Germany is also known for its wine production, particularly in regions like the Rhineland and Mosel. German wines are often made from Riesling grapes, known for their aromatic qualities and balanced acidity.

  1. Riesling: A versatile white wine that can range from dry to sweet. It is prized for its floral and fruity aromas, with flavors of green apple, peach, and citrus.
  2. Spätburgunder: Known elsewhere as Pinot Noir, this red wine is grown in cooler climates and produces elegant, light to medium-bodied wines with flavors of red berries and earthy undertones.
  3. Eiswein: A type of dessert wine made from grapes that have been frozen while still on the vine. This process concentrates the sugars, resulting in a sweet, richly flavored wine.

Modern Trends in German Cuisine

Fusion and Innovation

As with many culinary traditions, German cuisine has evolved to incorporate modern trends and global influences. Chefs and home cooks alike are experimenting with new flavors and techniques, creating innovative dishes that blend traditional German ingredients with international cuisine.

  1. Fusion Cuisine: Combining elements of German cuisine with those from other cultures, such as Asian, Mediterranean, or Latin American, has become increasingly popular. This can include dishes like sauerkraut tacos or Weisswurst sushi.
  2. Health-Conscious Cooking: There is a growing emphasis on healthier eating, with more attention to fresh, organic, and locally sourced ingredients. Lighter versions of traditional dishes, such as baked instead of fried Schnitzel or vegan versions of classic recipes, are gaining popularity.
  3. Street Food: The street food scene in Germany has expanded, offering a variety of quick, delicious, and often globally inspired options. Food trucks and stalls offer everything from gourmet sausages to artisanal pretzels and fusion dishes.

Sustainability and Local Sourcing

Sustainability is becoming a key focus in German cuisine, with an emphasis on reducing food waste, supporting local farmers, and using seasonal ingredients.

  1. Farm-to-Table Movement: Many restaurants and home cooks are embracing the farm-to-table movement, sourcing ingredients directly from local farmers and markets. This not only supports local economies but also ensures fresher, more flavorful food.
  2. Seasonal Eating: Eating according to the seasons is a traditional practice in Germany that is seeing a resurgence. Seasonal eating means enjoying fruits, vegetables, and other products at their peak ripeness, which enhances flavor and nutritional value.
  3. Reducing Food Waste: Efforts to reduce food waste include using “ugly” produce, repurposing leftovers, and composting. Educational campaigns and community programs promote awareness and practical solutions to minimize waste.

The Role of German Restaurants and Chefs

German restaurants, both traditional and modern, play a crucial role in preserving and innovating the country’s culinary heritage. Esteemed chefs are pushing the boundaries of German cuisine, gaining international recognition for their creativity and skill.
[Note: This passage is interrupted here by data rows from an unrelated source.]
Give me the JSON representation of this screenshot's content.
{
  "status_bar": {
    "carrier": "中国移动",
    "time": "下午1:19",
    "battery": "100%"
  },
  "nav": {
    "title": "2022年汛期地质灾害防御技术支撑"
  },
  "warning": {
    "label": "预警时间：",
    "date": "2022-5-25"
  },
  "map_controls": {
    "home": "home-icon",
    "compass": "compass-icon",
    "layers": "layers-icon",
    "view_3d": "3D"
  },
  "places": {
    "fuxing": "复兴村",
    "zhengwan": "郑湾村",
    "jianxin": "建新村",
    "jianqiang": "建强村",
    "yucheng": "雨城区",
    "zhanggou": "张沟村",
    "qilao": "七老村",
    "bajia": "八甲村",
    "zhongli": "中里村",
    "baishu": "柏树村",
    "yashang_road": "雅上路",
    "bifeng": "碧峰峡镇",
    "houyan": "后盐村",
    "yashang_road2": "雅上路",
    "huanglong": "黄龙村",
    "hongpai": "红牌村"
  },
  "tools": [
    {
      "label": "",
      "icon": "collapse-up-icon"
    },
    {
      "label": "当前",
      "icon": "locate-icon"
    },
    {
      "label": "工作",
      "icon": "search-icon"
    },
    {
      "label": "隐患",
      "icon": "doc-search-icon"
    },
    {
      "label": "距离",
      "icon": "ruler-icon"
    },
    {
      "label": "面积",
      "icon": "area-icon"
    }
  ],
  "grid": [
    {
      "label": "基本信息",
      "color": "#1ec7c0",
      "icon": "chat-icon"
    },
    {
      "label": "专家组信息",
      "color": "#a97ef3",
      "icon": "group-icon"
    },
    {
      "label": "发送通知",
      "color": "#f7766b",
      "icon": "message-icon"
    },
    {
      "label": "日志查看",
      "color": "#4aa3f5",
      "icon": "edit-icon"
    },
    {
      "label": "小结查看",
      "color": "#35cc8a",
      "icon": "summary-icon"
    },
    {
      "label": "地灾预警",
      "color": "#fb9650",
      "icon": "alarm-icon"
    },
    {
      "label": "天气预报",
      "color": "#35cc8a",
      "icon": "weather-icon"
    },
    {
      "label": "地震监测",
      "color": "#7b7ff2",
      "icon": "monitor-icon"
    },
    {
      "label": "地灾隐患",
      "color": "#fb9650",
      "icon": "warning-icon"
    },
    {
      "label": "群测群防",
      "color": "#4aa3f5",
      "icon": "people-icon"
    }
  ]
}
  1. Michelin-Starred Restaurants: Germany boasts several Michelin-starred restaurants that showcase the best of German cuisine. These establishments often blend traditional flavors with modern techniques, creating memorable dining experiences.
  2. Celebrity Chefs: German chefs like Tim Raue, known for his innovative approach to Asian-German fusion, and Alfons Schuhbeck, famous for his modern interpretations of Bavarian cuisine, have helped elevate German food on the global stage.
  3. Food Festivals: Food festivals and events, such as Oktoberfest in Munich and the Berlin Food Week, celebrate German culinary traditions and offer a platform for chefs and food producers to showcase their creations.


German cuisine is a vibrant and diverse culinary tradition that reflects the country’s rich history, regional diversity, and modern influences. From hearty sausages and schnitzels to delicate pastries and fine wines, German food offers something for every palate. As the cuisine continues to evolve, incorporating global flavors and emphasizing sustainability, it remains deeply rooted in tradition while embracing innovation. Whether enjoyed at a local beer garden, a Michelin-starred restaurant, or a family dinner table, German cuisine continues to delight and satisfy with its unique blend of flavors, textures, and cultural heritage.